If you ever subscribe to the adage ‘less is more’ look no further than this exceptional book by Al Conetto in which he describes the events of November 1965 when men of 173rd Airborne Brigade came up against North Vietnamese regulars.
Mr. Conetto was there and recalls his own experiences and the wider story of the battle that took place in vivid style. He begins by setting the scene, using the backdrop of the World Series, offering the reader context through his formative years alongside the political events drawing the United States ever deeper into war. The author handles these elements with a deft sense of style, and he keeps the reader on board from first to last.
Once the fighting starts, the author continues with straightforward reportage laced with the truth of his own experience. The two combine to make a convincing history unencumbered by hyperbole or random tangents padding out the story. Other books like this will have used up paper pulped from a lot more trees, but Mr. Conetto sets down what he needs to say and leaves the rest to us, the reader, to work out for ourselves. I really like this book. The author has done his research and tips a decent nod to the combat classic from Hal Moore and Joe Galloway and, more presciently, the modern masterpiece by Fredrik Logevall; two books to treasure. He also finds room for Graham Greene, and this is precisely the sort of depth that separates the wheat from the chaff.
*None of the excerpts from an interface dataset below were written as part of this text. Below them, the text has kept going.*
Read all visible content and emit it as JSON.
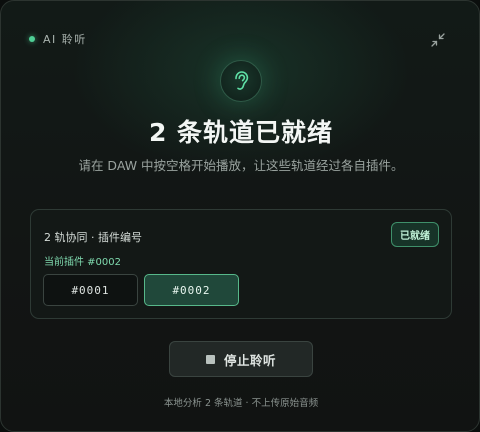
{
  "brand": {
    "label": "AI 聆听",
    "dot_color": "#4fcf96"
  },
  "header": {
    "collapse_icon": "collapse-icon",
    "ear_icon": "ear-icon"
  },
  "main": {
    "title": "2 条轨道已就绪",
    "subtitle": "请在 DAW 中按空格开始播放，让这些轨道经过各自插件。"
  },
  "card": {
    "label": "2 轨协同 · 插件编号",
    "current": "当前插件 #0002",
    "badge": "已就绪",
    "plugins": [
      {
        "label": "#0001",
        "selected": false
      },
      {
        "label": "#0002",
        "selected": true
      }
    ]
  },
  "actions": {
    "stop_label": "停止聆听",
    "stop_icon": "stop-icon"
  },
  "footer": {
    "text": "本地分析 2 条轨道 · 不上传原始音频"
  },
  "colors": {
    "accent": "#4fcf96",
    "accent_border": "#57b88a",
    "background": "#121514"
  }
}
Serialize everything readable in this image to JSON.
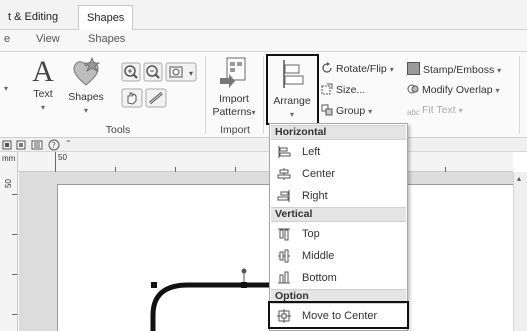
{
  "top_tabs": [
    {
      "label": "t & Editing",
      "active": false
    },
    {
      "label": "Shapes",
      "active": true
    }
  ],
  "sub_tabs": [
    {
      "label": "e"
    },
    {
      "label": "View"
    },
    {
      "label": "Shapes"
    }
  ],
  "ribbon": {
    "tools_group": {
      "text_label": "Text",
      "shapes_label": "Shapes",
      "group_label": "Tools"
    },
    "import_group": {
      "import_label_line1": "Import",
      "import_label_line2": "Patterns",
      "group_label": "Import"
    },
    "arrange_label": "Arrange",
    "small_buttons": {
      "rotate_flip": "Rotate/Flip",
      "size": "Size...",
      "group": "Group",
      "stamp_emboss": "Stamp/Emboss",
      "modify_overlap": "Modify Overlap",
      "fit_text": "Fit Text"
    }
  },
  "ruler": {
    "unit": "mm",
    "top_tick": "50",
    "left_tick": "50"
  },
  "arrange_menu": {
    "horizontal_header": "Horizontal",
    "vertical_header": "Vertical",
    "option_header": "Option",
    "horizontal_items": [
      {
        "label": "Left",
        "icon": "align-left-icon"
      },
      {
        "label": "Center",
        "icon": "align-center-icon"
      },
      {
        "label": "Right",
        "icon": "align-right-icon"
      }
    ],
    "vertical_items": [
      {
        "label": "Top",
        "icon": "align-top-icon"
      },
      {
        "label": "Middle",
        "icon": "align-middle-icon"
      },
      {
        "label": "Bottom",
        "icon": "align-bottom-icon"
      }
    ],
    "option_items": [
      {
        "label": "Move to Center",
        "icon": "move-to-center-icon"
      }
    ]
  },
  "colors": {
    "highlight_border": "#111111",
    "menu_header_bg": "#e4e4e4"
  }
}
The natural appeal of this book is the huge element of first-hand experience, and I found much of this to be deeply moving, especially when Mr. Conetto deals with the aftermath of how the battle impacted on the lives of himself and his comrades. We meet some very impressive people – riflemen, machine gunners, medics, pilots and many others. They are all presented with absolute respect. But it is the medics, above all, who shine, none more so than the Medal of Honor recipient Lawrence Joel.
Why did I start with less is more? Mr. Conetto does a huge job of work in just a couple of hundred pages. This book has a big punch for such a small volume, but do not be fooled: it has all the makings of a classic, and I seriously hope the author is writing more. He really has a grip on what he is doing, and I am sure we have not heard the last of him.
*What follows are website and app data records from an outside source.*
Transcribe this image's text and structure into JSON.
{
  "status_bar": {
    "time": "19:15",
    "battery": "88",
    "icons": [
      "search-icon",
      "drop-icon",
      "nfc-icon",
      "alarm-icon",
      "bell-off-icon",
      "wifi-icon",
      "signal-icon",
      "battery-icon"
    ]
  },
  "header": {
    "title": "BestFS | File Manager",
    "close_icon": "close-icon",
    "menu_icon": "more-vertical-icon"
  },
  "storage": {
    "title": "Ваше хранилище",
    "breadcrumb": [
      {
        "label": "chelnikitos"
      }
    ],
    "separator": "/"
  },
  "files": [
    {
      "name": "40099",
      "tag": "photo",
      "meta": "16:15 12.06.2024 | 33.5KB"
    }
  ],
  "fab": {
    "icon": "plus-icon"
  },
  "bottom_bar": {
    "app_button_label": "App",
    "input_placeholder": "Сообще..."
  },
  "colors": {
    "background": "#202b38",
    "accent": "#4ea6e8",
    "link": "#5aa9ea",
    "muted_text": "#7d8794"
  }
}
There is another point. While I would expect a book like this to do well in the United States, as a foreigner I found it easy to engage with the history of a distant war. Only the best kind of books can do this.
Reviewed by Mark Barnes for War History Online
The 1st Battalion, 503rd Airborne Infantry, in the First Major Battle of the Vietnam War
By Al Conetto
McFarland & Company
ISBN: 978 0 7864 9925